┌─ Exercise material

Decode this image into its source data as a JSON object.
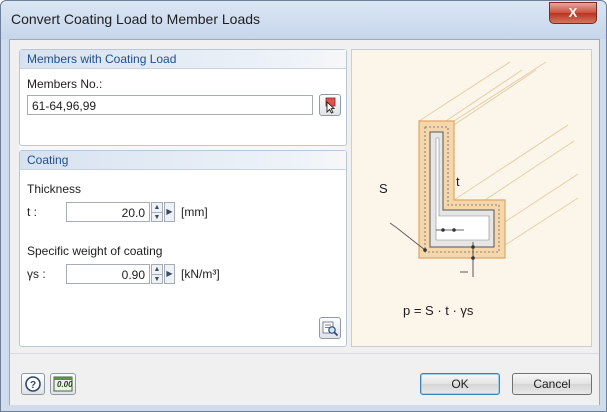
{
  "window": {
    "title": "Convert Coating Load to Member Loads",
    "close_label": "X"
  },
  "members_group": {
    "header": "Members with Coating Load",
    "members_label": "Members No.:",
    "members_value": "61-64,96,99"
  },
  "coating_group": {
    "header": "Coating",
    "thickness_heading": "Thickness",
    "t_label": "t :",
    "t_value": "20.0",
    "t_unit": "[mm]",
    "weight_heading": "Specific weight of coating",
    "ys_label": "γs :",
    "ys_value": "0.90",
    "ys_unit": "[kN/m³]"
  },
  "diagram": {
    "label_s": "S",
    "label_t": "t",
    "formula": "p = S · t · γs"
  },
  "buttons": {
    "ok": "OK",
    "cancel": "Cancel",
    "units_icon_text": "0.00"
  },
  "icons": {
    "help": "help-icon",
    "units": "decimal-places-icon",
    "pick": "select-members-cursor-icon",
    "view": "details-magnifier-icon"
  }
}
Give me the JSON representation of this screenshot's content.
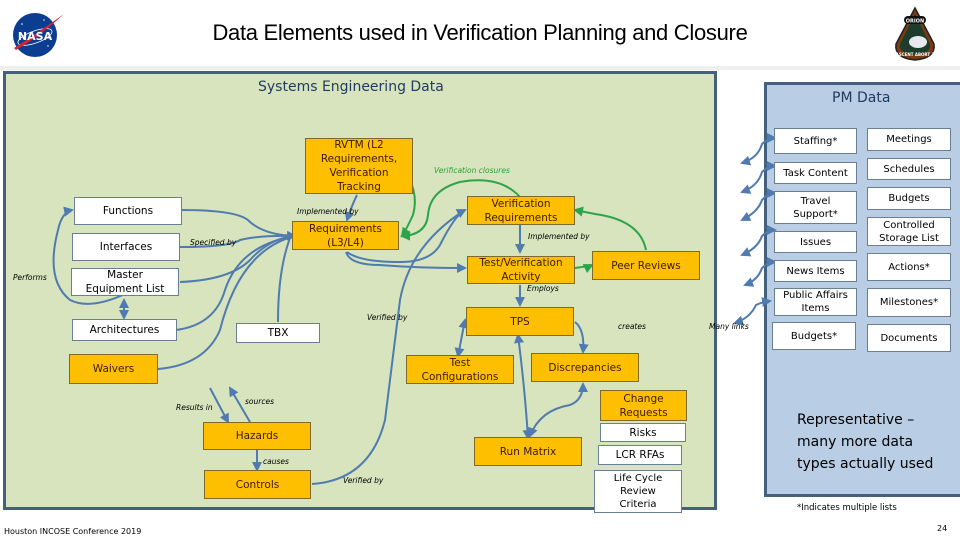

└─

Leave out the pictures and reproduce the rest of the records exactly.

Decode this image into its source data as a JSON object.
{
  "window": {
    "title": "Convert Coating Load to Member Loads",
    "close_label": "X"
  },
  "members_group": {
    "header": "Members with Coating Load",
    "members_label": "Members No.:",
    "members_value": "61-64,96,99"
  },
  "coating_group": {
    "header": "Coating",
    "thickness_heading": "Thickness",
    "t_label": "t :",
    "t_value": "20.0",
    "t_unit": "[mm]",
    "weight_heading": "Specific weight of coating",
    "ys_label": "γs :",
    "ys_value": "0.90",
    "ys_unit": "[kN/m³]"
  },
  "diagram": {
    "label_s": "S",
    "label_t": "t",
    "formula": "p = S · t · γs"
  },
  "buttons": {
    "ok": "OK",
    "cancel": "Cancel",
    "units_icon_text": "0.00"
  },
  "icons": {
    "help": "help-icon",
    "units": "decimal-places-icon",
    "pick": "select-members-cursor-icon",
    "view": "details-magnifier-icon"
  }
}
Give me the JSON representation of this screenshot's content.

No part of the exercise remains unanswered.